MedicalResearch.com: What are the main findings of the study?
Prof. Reilly: Stuttering was more common than previously thought. The cumulative incidence of stuttering by four years old was 11%, which is more than twice what has previously been reported. Developmental stuttering was associated with better language development, non-verbal skills with no identifiable effect on the child’s mental health or temperament by four years of age.
MedicalResearch.com: Were any of the findings unexpected?
Prof. Reilly: The two main findings that surpassed us were that so many in our study of over 1600 children, started to stutter (11%) by 4 years of age, yet very few of these had recovered in the first 12 months after onset.

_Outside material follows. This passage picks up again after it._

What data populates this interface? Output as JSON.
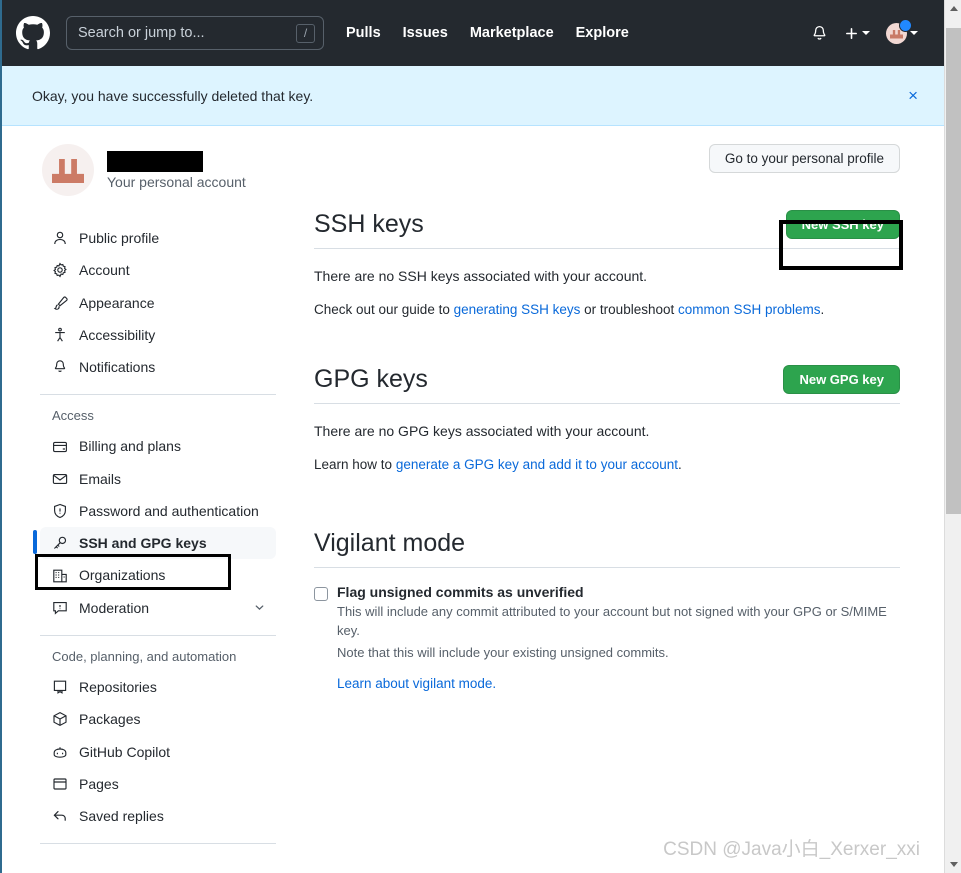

We were also surprised to find the children who had stuttered had better receptive and expressive language skills.
MedicalResearch.com: What should clinicians and patients take away from your report?
Prof. Reilly: Stuttering is very common in preschoolers. Children who stutter in the preschool years perform well in many other developmental domains during this time.
MedicalResearch.com: What recommendations do you have for future research as a result of this study?
Prof. Reilly: First it would be great for someone to replicate our findings and second our goal is to see if we can determine whether there are factors that help predict whether children recover from or persist with stuttering
Lead researcher, Professor Sheena Reilly said parents could be happy in knowing that they can take a ‘watch and wait’ approach to their child’s stuttering. “Current best practice recommends waiting for 12 months before commencing treatment, unless the child is distressed, there is parental concern, or the child becomes reluctant to communicate. on these findings there wasn’t any evidence that watching and waiting would do any harm to their child’s language skills or social and emotional development” she said.
Due to the low rates of recovery in the study, researchers were unable to determine what predicts which kids will recover from stuttering, but say this will be the focus of research moving forward
Natural History of Stuttering to 4 Years of Age: A Prospective Community-Based Study
Sheena Reilly, Mark Onslow, Ann Packman, Eileen Cini, Laura Conway, Obioha C. Ukoumunne, Edith L. Bavin, Margot Prior, Patricia Eadie, Susan Block, and Melissa Wake